Old colleague,
Puritan New England’s famous scholar
half intoxicated with those heady draughts of God,
come walk these cobble-stones John Cotton trod,

and you, our Yankee Admiral of the Ocean Sea,
come too, come walk with me.
You know, none better, how the bay wind blows
fierce in the soul as in the streets its ocean snows.

Lead me between you in the night, old friends,
one living and one dead, and where the journey ends
show me the city built as on a hill
John Winthrop saw long since and you see still.


I almost saw it once, a law school boy
born west beyond the Lakes in Illinois.
Walking down Milk Street in a summer dawn,
the sidewalks empty and the truckers gone,

I thought the asphalt turned to country lane
and climbed toward something, glimpsed and lost again –
some distance not of measure but of mind,
of meaning. Oh, of man, I could not find.


What city is it where the heart comes home?


City of God they called it on the hills of Rome
when empire changed to church and kings were crowned
to rule in God’s name all the world around.

City of God!
Was this the city, then, of man?-
this new found city where the hope began
that Eve who spins and Adam’s son who delves
might make their peace with God and rule themselves?-

this shanty city on a granite shore,
the woods behind it and the seas before,
where human hope first challenged Heaven’s will
and piled a blazing beacon on a little hill?-

city where man, poor naked actor on his narrow stage,
confronted in the wilderness the God of Ages?
Lead me between you to that holy ground
where man and God contended and the hope was found.

Moses upon the Sinai in the cloud
faced God for forty days and nights and bowed;
received the Law, obedient and mute;
brought back to Israel the Decalogue of Duty.

Not so New England’s prophets.

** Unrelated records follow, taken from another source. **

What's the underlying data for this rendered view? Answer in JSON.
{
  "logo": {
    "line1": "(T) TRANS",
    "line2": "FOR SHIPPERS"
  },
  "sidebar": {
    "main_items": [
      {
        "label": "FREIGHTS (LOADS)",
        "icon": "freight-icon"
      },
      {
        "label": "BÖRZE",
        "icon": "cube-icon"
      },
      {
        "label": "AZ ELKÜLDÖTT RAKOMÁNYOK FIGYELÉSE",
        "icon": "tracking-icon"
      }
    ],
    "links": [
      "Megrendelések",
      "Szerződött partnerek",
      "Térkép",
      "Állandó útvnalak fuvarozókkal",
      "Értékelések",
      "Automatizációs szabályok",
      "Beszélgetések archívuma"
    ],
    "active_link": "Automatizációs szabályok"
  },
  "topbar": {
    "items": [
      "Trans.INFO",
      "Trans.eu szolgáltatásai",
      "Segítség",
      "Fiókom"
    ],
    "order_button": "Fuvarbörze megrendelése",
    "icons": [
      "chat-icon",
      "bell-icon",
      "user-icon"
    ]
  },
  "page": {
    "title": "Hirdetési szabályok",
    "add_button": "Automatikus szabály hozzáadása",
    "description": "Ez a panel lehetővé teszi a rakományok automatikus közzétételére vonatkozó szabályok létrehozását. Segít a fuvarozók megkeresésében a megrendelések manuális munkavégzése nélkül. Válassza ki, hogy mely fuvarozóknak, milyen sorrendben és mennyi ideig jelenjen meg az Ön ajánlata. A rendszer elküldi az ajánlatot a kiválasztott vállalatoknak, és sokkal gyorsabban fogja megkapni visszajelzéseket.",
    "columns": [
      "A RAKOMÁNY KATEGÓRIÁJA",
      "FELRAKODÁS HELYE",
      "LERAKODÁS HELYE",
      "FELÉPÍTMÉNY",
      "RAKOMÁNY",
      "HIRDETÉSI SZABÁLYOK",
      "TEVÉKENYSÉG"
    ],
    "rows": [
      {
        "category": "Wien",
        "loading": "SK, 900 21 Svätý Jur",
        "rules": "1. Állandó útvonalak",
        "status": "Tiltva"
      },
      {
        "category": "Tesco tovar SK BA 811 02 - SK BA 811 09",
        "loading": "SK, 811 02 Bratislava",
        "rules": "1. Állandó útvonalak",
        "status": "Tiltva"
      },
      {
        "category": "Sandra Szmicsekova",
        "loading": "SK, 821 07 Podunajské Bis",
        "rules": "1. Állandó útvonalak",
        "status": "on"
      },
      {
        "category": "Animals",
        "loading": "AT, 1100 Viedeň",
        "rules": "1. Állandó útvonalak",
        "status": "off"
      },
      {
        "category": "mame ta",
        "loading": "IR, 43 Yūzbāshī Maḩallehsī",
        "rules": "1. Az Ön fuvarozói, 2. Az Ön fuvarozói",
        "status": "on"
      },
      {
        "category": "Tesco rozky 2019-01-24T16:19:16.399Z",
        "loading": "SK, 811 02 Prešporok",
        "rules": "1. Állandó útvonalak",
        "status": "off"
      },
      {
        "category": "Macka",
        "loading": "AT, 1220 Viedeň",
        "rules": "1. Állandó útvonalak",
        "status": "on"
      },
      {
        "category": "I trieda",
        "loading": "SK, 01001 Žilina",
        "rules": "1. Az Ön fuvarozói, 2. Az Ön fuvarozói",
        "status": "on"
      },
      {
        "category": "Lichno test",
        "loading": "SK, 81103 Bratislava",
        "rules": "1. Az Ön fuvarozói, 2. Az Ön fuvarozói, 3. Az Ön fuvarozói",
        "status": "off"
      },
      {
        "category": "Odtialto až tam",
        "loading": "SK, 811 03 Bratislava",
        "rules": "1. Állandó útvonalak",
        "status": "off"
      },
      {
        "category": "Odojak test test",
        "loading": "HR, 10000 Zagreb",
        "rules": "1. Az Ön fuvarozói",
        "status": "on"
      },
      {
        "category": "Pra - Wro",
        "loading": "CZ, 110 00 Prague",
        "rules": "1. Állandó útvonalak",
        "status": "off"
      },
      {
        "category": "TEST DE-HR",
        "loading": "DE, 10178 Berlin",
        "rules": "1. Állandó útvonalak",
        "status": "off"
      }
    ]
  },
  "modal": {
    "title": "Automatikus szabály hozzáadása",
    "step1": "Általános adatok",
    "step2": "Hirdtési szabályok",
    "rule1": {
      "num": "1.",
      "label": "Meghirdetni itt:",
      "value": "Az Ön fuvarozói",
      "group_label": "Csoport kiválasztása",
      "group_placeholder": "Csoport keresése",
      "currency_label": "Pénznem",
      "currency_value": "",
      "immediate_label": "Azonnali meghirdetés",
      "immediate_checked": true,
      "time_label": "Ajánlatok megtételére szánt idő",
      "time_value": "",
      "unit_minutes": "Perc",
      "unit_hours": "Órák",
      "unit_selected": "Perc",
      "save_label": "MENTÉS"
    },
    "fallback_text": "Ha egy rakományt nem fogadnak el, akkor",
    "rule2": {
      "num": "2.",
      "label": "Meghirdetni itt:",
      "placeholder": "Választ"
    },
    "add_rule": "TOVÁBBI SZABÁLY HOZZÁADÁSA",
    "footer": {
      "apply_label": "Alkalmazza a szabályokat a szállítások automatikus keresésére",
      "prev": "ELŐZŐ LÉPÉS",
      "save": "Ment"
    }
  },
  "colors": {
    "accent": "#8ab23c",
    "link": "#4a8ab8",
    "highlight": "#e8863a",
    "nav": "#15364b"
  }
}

When their arguments were done
they answered thundering skies with their own thunder:
“We have the Lord,” wrote Hooker with his wild goose quill,
“We have the Lord in bonds for the fulfilling.”


City of Man! Before the elms came down
no village in American, no prairie town,
but planted avenues of elms against the sky
to praise, to keep the promise, to remember by-

remember that small city of great men
where man himself had walked the earth again:
Warren at Bunker Hill who stood and died
not for a flag-there was none-but for human pride;

Emerson who prayed and quit the church,
choosing not Heaven’s answer but the human search;
Thoreau who followed footprints in the snow
to find his own-the human journey he still had to go;

Holmes dissenting in a sordid age,
the Court against him and rich man’s rage-
Holmes who taught the herd how human liberty is won:
by man alone, minority of one.


City of Man, Oh, city of the famous dead
where Otis spoke and Adam’s heart was bread:
Mother of the great Republic-mother town
before the elms sickened and came down . . .


The darkness deepens. Shrieking voices cry
below these fantasies of glass that crowd our sky
and hatred like a whirling paper in a street
tear at itself where shame and hatred meet.


Show me, old friends, where in the darkness still
stands the great Republic on its hill!


for lieutenant Richard Meyers

The Young dead soldiers do not speak.
Nevertheless, the are heard in the still houses: who has not heard them?
They have a silence that speaks for them at night and when the clock counts.
They say: We were young. We have died. Remember us.
They say: We have done what we could but until it is finished it is not done.
They say: We have given our lives but until it is finished no one can know what our lives
They say: Our deaths are not ours; they are yours; they will mean what you make them.
They say: Whether our lives and our deaths were for peace and a new hope or for
nothing we cannot say; it is you who must say this.
They say: We leave you our deaths. Give them their meaning.
We were young, they say. We have died. Remember us.